Vol 6|No 1|September|1996
II. Framing Essential Questions
We are fighting a long school history of topical research. For decades students have been sent to the library to "find out about" some topic. This tradition has led to information gathering but little analysis or thought.
Essential questions set students and staff free from this tedious and wasteful ritual. Research becomes motivating and meaningful. An essential question has the following attributes:
¥ Essential questions spark our curiosity and sense of wonder. They derive from some deep wish to understand some thing which matters to us.
¥ Answers to essential questions cannot be found. They must be invented. It is something like cooking a great meal. The researcher goes out on a shopping expedition for the raw ingredients, but "the proof is in the pudding." Students must construct their own answers and make their own meaning from the information they have gathered. They create insight.
¥ Answering such questions may take a life time, and even then, the answers may only be tentative ones. This kind of research, like good writing, should proceed over the course of several weeks, with much of the information gathering taking place outside of formally scheduled class hours.
¥ Essential questions engage students in the kinds of real life applied problem-solving suggested by nearly every new curriculum report or outline curriculum standards such as the NCTM and the Science Standards.
¥ Essential questions usually lend themselves well to multidisciplinary investigations, requiring that students apply the skills and perspectives of math and language arts while wrestling with content from social studies or science.
It would be best if students could learn to frame their own essential questions, but in most cases they will require several experiences with teacher generated questions before they can shed years of practice with trivial information-gathering questions.
Here are three middle school examples:
"With the economy shifting and changing, families are sometimes forced to move to entirely different regions in order to find jobs.

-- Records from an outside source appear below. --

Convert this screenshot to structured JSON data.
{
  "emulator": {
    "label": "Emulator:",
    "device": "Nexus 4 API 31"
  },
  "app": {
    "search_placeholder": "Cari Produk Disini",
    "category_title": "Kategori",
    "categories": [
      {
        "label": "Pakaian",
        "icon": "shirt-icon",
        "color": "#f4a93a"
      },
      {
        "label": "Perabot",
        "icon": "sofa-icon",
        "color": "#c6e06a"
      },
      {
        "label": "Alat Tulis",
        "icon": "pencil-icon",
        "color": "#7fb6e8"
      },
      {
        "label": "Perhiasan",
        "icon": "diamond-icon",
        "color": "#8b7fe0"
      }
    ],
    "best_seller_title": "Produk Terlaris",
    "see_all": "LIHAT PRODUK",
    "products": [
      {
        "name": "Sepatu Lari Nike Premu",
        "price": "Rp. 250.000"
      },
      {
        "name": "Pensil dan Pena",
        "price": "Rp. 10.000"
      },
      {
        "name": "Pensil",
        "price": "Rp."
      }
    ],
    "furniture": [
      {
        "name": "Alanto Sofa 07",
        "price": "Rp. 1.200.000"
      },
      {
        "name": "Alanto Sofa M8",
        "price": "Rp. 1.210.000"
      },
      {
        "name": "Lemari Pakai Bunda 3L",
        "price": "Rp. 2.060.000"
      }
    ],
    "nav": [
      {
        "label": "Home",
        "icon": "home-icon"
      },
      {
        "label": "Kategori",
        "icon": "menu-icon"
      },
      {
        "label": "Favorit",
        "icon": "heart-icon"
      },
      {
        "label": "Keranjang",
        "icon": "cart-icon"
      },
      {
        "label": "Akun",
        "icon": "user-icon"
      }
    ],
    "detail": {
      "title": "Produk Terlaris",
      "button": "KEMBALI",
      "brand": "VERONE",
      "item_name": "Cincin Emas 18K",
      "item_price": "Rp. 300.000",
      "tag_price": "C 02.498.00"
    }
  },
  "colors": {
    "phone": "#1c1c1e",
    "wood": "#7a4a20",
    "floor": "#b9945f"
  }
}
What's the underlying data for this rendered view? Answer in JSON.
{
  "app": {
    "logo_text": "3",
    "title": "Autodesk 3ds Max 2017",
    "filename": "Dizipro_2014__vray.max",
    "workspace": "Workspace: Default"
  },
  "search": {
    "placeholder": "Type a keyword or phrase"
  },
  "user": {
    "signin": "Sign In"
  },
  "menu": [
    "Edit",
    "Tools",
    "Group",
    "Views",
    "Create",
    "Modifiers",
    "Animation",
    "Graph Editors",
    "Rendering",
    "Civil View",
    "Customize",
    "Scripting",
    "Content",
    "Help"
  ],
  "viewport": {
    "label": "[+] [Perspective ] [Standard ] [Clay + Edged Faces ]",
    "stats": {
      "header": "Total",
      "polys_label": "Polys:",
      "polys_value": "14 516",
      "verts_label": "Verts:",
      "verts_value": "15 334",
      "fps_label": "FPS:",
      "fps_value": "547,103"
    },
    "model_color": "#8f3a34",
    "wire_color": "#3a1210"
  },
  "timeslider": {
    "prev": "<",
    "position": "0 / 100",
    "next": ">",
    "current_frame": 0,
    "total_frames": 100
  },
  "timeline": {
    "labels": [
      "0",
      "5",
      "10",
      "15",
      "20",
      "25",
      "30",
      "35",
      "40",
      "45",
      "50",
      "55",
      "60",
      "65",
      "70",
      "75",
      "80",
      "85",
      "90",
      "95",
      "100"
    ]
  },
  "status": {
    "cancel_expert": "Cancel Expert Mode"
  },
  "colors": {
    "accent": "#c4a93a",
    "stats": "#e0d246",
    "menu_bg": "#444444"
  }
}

Imagine that the families in your team are all moving from the West Coast to New England. Create a multimedia presentation which you might share with your parents recommending the best New England city to move to from the following list of cities. Your choice must be based upon the availability of jobs your parents can fill and other criteria identified and listed by your team related to categories such as recreation, education, entertainment, climate, etc."
"There is much disagreement among people who plan for student use of the Internet regarding what kinds of access should be permitted. Some people are afraid that students will come into contact with offensive materials. Others are afraid that limitations will limit student's freedoms. Imagine that your team has been assigned the task of revising the attached sample policy from School District X. Compare this policy with others from around the nation and then produce a clear list of recommended amendments, explaining your reasons for each of your suggestions. You will prepare a persuasive multimedia presentation as if speaking before the district's board of education."
"Some people think that CD-ROM edutainment products may do damage to young people. What seem to be the biggest risks people see connected with such products and what evidence can you find to dispute or substantiate their fears? Create a persuasive multimedia report which might appear on the evening news as a consumer advisory for parents."
When teams are engaged in responding to questions which require this kind of thinking, there is little danger that they will be satisfied with "surfing" the Net. After an hour of surfing they are likely to start complaining. "This isn't getting us anywhere!"
III. Identifying Subsidiary Questions
One of the first steps students take in their teams is the listing of smaller questions which will help them answer their main question. They need to understand how large questions are really the parent and grandparent of many related questions, all of which can nest within the largest question like small Russian dolls. Effective research results from formulating as many categories of related questions as possible, with each category suggesting missing questions.
When a team begins the task of selecting a city in New England, for example, they must list selection criteria related to categories such as climate. "What do we want to know about climate?" the team asks. "I don't like cold weather!" complains one member. "OK, then, what are the highs and lows and average temperatures for each city. What else do we want to know?"
IV. Stating Suppositions - Hypothesizing and Predicting
Before they proceed very far, students list suppositions, pose hypotheses and make predictions - many and most of which will be revised as information is gathered. This thought process helps to provide a basis for construction of meaning.
Marty and Jacqueline Brooks' 1993 ASCD publication In Search of Understanding: the Case for Constructivist Classrooms makes a great primer describing this student thought process.
The Brooks stress the importance of students stating suppositions early in the planning process. The research team is speculating. "What do you suppose? Why do you suppose? How do you suppose?" Heeding their intuition and checking their previous experience or knowledge base, students list their best guesses, their hunches, their conjectures. These are shots in the dark. Research then brings light to the subject. Information proves illuminating. Students revise their guesswork. They reconstruct meaning.